It’s 2021 and Moore’s Law is in full swing: With each passing year our technology grows exponentially more powerful. As our processors grow in strength and speed, the barriers to entry shrink, and this technology becomes more accessible to the world at large. As it becomes more accessible to those not straddling the cutting edge of the latest tech trends, this bullet train of technological progression becomes entrenched in our everyday lives.
These days, the ever-increasing speed with which technology is growing and weaving its way into the very fabric of our being tends to take on a sort of spooky dystopian air. Discussions of how big tech has gradually and almost invisibly removed any reasonable expectations of privacy, coupled with an eerie codependency on that technology, are commonplace.
However, this entrenchment isn’t entirely bad, and has brought with it a number of positive quality of life changes, including ways to better understand debt and it’s intricacies. Let’s explore three ways that technology has positively impacted the personal finance world.
We’re all carrying around a bank teller in our pockets. Having on demand access to your accounts, investments, and credit scores is an important tool for staying financially proactive. If you aren’t among the one-third of Americans who check their bank accounts daily, make it a priority to put yourself in that demographic. Additionally, your bank might be charging you to receive a monthly statement in the mail. Save a tree, save yourself some time, and save a dollar by going entirely paperless with the power of electronic banking.
Electronic bill payments

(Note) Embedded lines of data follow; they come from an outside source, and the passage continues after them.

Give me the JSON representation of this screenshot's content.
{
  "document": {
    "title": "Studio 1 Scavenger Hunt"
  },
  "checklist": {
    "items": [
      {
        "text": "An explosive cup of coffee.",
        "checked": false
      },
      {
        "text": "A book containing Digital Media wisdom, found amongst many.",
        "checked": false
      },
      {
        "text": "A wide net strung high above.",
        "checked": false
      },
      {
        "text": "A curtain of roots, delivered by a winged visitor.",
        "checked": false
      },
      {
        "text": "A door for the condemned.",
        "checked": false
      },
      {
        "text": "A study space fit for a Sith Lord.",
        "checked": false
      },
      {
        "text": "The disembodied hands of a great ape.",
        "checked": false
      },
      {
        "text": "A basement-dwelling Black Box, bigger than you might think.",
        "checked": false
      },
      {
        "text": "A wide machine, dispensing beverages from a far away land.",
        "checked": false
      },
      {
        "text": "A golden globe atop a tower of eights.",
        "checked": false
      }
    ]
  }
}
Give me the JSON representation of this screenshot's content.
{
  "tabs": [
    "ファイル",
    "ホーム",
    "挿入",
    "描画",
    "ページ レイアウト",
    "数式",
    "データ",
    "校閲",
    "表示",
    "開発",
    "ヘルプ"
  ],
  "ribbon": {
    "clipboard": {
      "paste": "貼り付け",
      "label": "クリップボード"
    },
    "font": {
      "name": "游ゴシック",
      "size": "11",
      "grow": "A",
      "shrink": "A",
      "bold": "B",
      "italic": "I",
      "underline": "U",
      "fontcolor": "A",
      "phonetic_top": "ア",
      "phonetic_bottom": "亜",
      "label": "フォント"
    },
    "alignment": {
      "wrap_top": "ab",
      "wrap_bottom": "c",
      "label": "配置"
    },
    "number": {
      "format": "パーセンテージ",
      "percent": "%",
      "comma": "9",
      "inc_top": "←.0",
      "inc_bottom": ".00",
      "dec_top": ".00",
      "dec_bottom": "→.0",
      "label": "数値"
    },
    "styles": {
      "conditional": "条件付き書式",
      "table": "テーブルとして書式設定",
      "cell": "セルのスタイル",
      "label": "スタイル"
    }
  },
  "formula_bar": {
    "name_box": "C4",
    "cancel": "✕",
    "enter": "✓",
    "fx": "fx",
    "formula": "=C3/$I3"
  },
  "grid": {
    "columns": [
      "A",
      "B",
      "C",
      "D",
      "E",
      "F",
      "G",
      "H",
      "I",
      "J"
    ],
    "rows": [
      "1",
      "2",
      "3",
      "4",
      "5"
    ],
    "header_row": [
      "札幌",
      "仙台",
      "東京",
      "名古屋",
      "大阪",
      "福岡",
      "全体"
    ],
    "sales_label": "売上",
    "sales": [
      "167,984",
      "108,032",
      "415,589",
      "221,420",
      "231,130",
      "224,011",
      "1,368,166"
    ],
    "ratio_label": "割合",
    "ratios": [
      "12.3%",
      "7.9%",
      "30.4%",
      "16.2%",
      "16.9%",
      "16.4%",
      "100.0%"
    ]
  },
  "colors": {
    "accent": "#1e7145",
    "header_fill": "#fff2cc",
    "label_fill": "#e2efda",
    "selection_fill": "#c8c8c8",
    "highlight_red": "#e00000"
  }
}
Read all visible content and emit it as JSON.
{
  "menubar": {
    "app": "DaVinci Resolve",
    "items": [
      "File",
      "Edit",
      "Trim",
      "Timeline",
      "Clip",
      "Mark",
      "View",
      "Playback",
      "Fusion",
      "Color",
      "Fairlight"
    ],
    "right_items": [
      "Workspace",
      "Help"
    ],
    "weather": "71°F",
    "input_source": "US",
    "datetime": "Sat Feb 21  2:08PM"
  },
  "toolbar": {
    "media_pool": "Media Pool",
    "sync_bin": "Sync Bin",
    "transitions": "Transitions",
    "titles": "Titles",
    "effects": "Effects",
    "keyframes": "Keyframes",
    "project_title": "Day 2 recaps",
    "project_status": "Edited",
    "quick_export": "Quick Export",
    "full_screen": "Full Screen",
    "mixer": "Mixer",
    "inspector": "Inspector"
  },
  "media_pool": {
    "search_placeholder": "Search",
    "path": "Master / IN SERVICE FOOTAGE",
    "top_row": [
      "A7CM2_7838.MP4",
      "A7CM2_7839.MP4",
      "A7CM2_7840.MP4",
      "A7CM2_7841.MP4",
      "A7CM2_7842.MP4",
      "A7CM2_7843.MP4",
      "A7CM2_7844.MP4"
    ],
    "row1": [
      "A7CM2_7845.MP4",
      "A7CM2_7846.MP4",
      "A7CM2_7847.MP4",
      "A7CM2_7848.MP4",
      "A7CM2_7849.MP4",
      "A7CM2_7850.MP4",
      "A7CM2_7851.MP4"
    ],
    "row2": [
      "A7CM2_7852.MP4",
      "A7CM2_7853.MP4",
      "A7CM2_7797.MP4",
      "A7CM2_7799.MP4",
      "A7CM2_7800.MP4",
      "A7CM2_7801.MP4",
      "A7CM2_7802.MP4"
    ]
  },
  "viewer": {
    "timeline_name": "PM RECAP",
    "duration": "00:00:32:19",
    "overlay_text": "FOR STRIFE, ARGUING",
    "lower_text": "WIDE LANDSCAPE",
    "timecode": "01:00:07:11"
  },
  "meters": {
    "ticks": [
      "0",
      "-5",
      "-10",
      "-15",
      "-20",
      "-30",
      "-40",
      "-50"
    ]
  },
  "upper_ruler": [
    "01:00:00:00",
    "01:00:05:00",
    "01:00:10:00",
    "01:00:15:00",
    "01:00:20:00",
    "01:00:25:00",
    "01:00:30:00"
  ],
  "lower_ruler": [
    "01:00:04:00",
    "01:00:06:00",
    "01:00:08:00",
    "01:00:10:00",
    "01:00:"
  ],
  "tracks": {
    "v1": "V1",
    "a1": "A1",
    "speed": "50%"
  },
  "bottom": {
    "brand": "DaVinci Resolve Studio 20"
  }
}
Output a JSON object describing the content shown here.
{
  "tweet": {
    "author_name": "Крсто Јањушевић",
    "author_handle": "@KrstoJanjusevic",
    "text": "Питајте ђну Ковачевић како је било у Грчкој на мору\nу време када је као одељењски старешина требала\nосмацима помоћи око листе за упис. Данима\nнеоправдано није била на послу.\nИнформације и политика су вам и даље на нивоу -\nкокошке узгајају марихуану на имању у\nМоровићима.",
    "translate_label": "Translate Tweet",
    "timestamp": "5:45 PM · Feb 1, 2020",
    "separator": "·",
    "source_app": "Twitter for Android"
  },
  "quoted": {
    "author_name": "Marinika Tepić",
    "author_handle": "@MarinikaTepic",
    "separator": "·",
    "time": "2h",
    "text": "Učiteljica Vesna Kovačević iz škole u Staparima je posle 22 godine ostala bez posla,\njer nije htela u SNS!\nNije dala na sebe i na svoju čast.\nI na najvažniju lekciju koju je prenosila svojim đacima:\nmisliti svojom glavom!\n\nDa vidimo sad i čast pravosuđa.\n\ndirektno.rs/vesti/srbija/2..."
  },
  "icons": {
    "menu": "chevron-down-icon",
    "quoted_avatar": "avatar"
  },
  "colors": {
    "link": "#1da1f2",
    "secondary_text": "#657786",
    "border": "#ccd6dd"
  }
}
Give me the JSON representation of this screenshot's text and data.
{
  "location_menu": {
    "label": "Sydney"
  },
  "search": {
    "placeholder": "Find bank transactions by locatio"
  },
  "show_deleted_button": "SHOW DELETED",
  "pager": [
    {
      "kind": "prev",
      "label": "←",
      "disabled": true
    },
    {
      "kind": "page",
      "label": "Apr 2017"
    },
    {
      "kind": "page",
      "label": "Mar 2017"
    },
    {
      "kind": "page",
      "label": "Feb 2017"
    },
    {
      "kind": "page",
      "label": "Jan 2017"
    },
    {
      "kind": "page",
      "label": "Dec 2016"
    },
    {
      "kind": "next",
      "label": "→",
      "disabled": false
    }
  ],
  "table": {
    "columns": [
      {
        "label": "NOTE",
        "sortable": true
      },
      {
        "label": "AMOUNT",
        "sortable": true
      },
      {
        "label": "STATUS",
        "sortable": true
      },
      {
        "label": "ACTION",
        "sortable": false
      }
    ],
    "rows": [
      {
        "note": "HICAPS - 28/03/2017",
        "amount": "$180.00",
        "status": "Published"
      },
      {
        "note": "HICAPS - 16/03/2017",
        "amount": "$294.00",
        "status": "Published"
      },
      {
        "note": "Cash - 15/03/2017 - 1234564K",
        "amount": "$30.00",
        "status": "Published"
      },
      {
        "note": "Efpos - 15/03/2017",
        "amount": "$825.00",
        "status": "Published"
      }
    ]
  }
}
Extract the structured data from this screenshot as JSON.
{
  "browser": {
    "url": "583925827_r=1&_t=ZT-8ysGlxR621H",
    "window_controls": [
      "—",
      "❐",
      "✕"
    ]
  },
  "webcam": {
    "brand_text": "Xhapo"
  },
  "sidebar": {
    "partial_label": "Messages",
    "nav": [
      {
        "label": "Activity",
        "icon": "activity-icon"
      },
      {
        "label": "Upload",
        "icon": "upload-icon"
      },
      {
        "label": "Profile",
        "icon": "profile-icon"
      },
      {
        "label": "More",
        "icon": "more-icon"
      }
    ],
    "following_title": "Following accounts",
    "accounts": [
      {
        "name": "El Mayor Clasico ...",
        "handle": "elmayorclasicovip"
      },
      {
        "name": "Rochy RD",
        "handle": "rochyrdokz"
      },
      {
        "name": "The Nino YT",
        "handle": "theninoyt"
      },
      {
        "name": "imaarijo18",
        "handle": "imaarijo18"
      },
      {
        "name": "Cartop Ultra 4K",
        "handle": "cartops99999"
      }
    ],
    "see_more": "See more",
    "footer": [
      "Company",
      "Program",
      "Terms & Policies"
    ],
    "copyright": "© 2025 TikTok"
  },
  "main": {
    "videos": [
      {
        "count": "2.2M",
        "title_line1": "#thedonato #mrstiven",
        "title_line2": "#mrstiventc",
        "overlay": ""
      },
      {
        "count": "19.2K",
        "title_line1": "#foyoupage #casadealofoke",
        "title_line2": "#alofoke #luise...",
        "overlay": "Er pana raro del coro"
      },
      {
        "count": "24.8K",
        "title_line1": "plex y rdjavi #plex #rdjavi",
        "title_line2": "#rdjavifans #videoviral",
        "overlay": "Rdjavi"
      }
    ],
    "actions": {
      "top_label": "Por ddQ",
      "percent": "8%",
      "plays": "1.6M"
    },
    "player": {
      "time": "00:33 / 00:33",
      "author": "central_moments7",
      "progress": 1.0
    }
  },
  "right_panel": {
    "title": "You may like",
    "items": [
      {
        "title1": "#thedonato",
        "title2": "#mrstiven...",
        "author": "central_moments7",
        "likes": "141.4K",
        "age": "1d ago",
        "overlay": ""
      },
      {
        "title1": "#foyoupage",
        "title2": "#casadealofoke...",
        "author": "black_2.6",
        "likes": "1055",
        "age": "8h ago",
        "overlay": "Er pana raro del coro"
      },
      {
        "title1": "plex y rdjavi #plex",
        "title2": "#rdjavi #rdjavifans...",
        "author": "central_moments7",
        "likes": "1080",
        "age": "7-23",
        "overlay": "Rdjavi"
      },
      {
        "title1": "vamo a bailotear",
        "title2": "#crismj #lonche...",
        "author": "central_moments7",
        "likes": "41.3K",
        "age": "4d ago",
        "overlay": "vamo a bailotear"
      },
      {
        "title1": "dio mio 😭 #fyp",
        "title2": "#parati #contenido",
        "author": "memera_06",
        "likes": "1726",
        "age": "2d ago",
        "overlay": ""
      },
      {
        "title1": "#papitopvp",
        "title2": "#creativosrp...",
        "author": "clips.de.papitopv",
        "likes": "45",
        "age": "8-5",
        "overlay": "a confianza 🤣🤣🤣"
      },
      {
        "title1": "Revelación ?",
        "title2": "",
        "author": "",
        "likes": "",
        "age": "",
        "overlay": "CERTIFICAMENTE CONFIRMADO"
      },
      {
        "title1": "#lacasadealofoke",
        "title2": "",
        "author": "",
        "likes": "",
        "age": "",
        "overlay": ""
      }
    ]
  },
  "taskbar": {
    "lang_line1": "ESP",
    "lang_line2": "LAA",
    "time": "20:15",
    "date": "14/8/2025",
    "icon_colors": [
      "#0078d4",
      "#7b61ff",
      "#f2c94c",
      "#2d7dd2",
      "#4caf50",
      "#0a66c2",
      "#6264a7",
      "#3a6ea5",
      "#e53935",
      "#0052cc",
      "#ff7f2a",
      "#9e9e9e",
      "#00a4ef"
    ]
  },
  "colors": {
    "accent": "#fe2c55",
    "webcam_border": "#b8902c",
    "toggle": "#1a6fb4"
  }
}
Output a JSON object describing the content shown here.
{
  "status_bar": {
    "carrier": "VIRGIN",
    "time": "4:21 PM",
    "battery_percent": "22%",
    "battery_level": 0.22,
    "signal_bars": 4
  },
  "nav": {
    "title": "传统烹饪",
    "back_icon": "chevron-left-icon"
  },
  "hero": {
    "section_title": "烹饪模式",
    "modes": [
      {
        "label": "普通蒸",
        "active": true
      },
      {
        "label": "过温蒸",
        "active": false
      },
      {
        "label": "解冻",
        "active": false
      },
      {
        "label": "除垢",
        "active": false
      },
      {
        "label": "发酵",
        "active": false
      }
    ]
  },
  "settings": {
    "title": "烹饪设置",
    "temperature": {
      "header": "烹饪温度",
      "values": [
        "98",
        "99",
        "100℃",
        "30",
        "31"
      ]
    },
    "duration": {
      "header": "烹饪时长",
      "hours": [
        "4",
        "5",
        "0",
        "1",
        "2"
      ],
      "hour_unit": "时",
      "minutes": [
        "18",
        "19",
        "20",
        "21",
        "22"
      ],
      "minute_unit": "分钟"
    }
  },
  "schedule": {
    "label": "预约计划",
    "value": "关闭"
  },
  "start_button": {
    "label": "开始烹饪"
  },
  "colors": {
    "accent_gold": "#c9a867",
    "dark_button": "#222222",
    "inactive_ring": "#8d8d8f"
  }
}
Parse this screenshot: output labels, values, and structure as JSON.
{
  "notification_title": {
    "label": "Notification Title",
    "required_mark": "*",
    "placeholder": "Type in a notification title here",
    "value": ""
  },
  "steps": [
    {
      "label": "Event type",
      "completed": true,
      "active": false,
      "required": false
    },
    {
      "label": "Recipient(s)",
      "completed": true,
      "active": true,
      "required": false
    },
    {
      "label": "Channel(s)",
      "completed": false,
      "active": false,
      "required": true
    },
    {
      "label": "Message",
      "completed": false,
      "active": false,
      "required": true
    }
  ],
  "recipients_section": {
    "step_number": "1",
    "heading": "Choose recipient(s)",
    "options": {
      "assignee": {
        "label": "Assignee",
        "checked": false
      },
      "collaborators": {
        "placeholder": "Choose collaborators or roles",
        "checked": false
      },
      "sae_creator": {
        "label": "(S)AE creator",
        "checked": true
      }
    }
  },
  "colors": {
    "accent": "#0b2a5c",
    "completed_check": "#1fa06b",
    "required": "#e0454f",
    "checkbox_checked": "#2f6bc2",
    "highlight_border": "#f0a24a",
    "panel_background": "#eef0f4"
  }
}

I can still visualize it: My mother sitting at an enormous desktop computer in our kitchen, the robotic screeching of a dialup modem logging her into America Online, and then several hours of frustrated typing and clicking as she tried to teach herself how to pay the Con Edison bill through the magic of the World Wide Web. We’ve come a long way from dialup and CD-ROMs. I pay all my bills online through my smartphone, and I’m willing to bet that you do too.
Because you have unfettered access to your statements right at your fingertips, you’re less likely to miss payments and incur late fees. Some services, like my credit card issuers and car insurance company, even send email reminders about payment due dates and upcoming automatic withdrawals, both of which help me stay as up-to-date as possible on where my money is going. Services that use electronic payments also usually offer a discount for paperless statements, just like your bank.
While the rise of online retailers isn’t technically directly related to your finances, there is something to be said about it. The fact that you can shop for anything you can think of from the comfort of your own home might not sound great for your wallet, but if you’re smart and responsible about it, it can be a good thing. The fact of the matter is that time is money. Being able to conserve the one resource that you can’t accrue more of is invaluable.
From a less metaphysical standpoint, there are more straightforward benefits to the infinite possibilities of the online marketplace. The ability to shop around with ease to seek out the best deals for the things you need can undoubtedly help keep your bank account healthy and full.
John is a finance writer based in Brooklyn, NY. He studied Journalism & Media at Rutgers University.